Thursday were always special when I was a child.
My Auntie Glad visited on Thursdays. Whatever the weather, she would get on the bus and make the half an hour journey to visit us. A journey that involved a lengthy walk at both ends of the bus journey.
Gladys was the eldest of thirteen children, reduced to nine by stillbirth and infant death; my Father was the youngest. When their parents died, it was Gladys that took on the role of mother to their surviving siblings, but to my father in particular as he was only a baby. Two of the girls perished in WWII, and their brothers (and Gladys’s husband) showed a tendency to fall out with each other over nothing in particular.
When my parents married, they spent the first years of their life together living with Auntie Glad, her husband and daughter. From what my Mother told me, it was Auntie Glad whose support and encouragement helped them through those early days. My Mother was a volatile red-head. My Father was a brooder whose moods were later diagnosed as depression.
The epitome of a grandma; Auntie Glad was denied grandchildren of her own because her daughter had been starved of oxygen at birth, and had learning difficulties as a consequence. The family feuds between the other siblings meant that we were the only children that she had really close contact with, and we were the recipients of her unconditional love – and rainbow drops.

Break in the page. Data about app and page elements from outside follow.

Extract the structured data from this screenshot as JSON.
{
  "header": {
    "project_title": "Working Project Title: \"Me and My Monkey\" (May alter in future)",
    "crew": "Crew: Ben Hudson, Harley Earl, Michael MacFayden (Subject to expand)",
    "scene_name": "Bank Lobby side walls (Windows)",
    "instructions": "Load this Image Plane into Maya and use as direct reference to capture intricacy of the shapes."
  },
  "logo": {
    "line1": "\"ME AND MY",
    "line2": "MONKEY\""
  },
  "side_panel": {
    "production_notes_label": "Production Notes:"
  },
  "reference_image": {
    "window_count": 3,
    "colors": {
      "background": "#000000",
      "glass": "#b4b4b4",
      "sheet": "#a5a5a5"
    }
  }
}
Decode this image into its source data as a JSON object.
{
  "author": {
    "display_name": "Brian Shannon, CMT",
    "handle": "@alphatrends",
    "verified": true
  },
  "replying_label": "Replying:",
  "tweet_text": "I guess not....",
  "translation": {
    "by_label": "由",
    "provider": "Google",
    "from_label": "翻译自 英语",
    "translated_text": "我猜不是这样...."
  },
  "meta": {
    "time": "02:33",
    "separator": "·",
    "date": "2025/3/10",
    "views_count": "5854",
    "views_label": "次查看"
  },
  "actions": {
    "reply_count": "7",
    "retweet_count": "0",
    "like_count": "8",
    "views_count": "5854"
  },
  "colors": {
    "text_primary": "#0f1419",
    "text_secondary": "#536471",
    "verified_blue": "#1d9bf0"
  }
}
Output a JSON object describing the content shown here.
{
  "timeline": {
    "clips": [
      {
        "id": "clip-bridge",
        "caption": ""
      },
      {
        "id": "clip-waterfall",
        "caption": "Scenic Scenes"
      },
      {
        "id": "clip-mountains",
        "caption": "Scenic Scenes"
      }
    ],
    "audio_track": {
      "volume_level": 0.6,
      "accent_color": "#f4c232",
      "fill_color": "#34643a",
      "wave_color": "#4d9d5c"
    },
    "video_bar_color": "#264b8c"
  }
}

Nowadays people think of those horrible multicoloured lumps of puffed rice as rainbow drops. Some people call our rainbow drops ‘Jazzies’. To me, a rainbow drop will always be circles of milk chocolate covered on one side by hundreds and thousands, and delivered in white paper bags by Auntie Glad. One bag for each of us to in order to ensure fairness and no squabbling. It was an unwritten law that you never pinched a rainbow drop from someone else’s bag. Auntie Glad would know if you did and that would make her sad. We all loved her so much that we never wanted to make her sad.
Back in the days when our city still had a pier, Auntie Glad would sometimes visit on a extra day, in order to accompany my Mother and the three of us on a bus journey to town. We’d sit on the pier and play on the attractions, or watch the sea and the ships while Auntie Glad fed us wine gums from a capacious bag. As soon as I could read, I can remember tracing the word on a wine gum with my finger. ‘Port’ and ‘Sherry’ were my favourites, and there was something slightly naughty about eating sweets that might have alcohol in them. I think we all knew that there wasn’t but it was another family myth that didn’t need to be exploded.
It didn’t matter how badly behaved we had been; Thursdays wiped away all our sins and started us off afresh. I can remember decorating the walls of one of the rooms of our council house with crayons. It was a small room between the kitchen and the front hall and in some families might have been used as a dining room. We ate in the kitchen, except for Christmas when the kitchen table was brought into what we called the ‘Living room’. The little room (named by my Father as the ‘Glory Hole’) also housed the Understairs Cupboard; a place of magic, mystery and spiders, where various items we had acquired were put for ‘lateron’. I was convinced that this was all one word for years, and described a time when all the exciting objects would be taken out and used.
It was a Wednesday when I decided to do a Banksy on the party wall. My Mother took the silence as a warning, and came in from the kitchen to see what I had been up to. She was not impressed, as in those days, the removal of wax crayons on a painted wall would require bleach, hot water and a great deal of elbow grease. My Father was at work, my Mother shouted, I cried and my siblings stayed upstairs, out of the way and absolved of any blame for my doodling. (I still doodle.)
“I wish it was Thursday!” I cried.
“So do I!” cried my Mother.
Auntie Glad’s magic touched us all and made our world a better place.
She died when I was about eight, and although we still had some happy memories, the loss of Auntie Glad was hard to bear. Life went on. My Father wheeled a bicycle several miles from the cycle shop when he discovered that I had learned to ride. We went on caravan holidays to Bournemouth and Selsey Bill, and trips to Winchester Cathedral, sitting at the front on the top deck of the bus, clutching a bag of sandwiches and a bottle of watered down squash.
It was only a few years later that without Auntie Glad, the glue that had helped cement my parents’ marriage, came unstuck and the family split in three directions. My Brother stayed with my Father, my Sister had already left home and my Mother and I left the house in the middle of the night in a taxi hurriedly called by my big Brother from the phone box at the end of the road.
It wasn’t a Thursday
Many years later and with adult children of my own, Thursdays are always a glad day for me. They have the ability to lift sad shadows and invoke happy memories. Rainbow drops are a rare treat now but even as I taste the first one out of the bag (there are still sweet shops where you can buy a quarter of sweets in white paper bag), I remember Auntie Glad and sunny afternoons in the days when none of us had anything to worry about.
It seems that Thursdays have become the day for going outside at 2000 hours and applauding the heroes in all occupations who are doing their best to keep us all safe, fed and well during this difficult time. Another reason to be glad for Thursdays.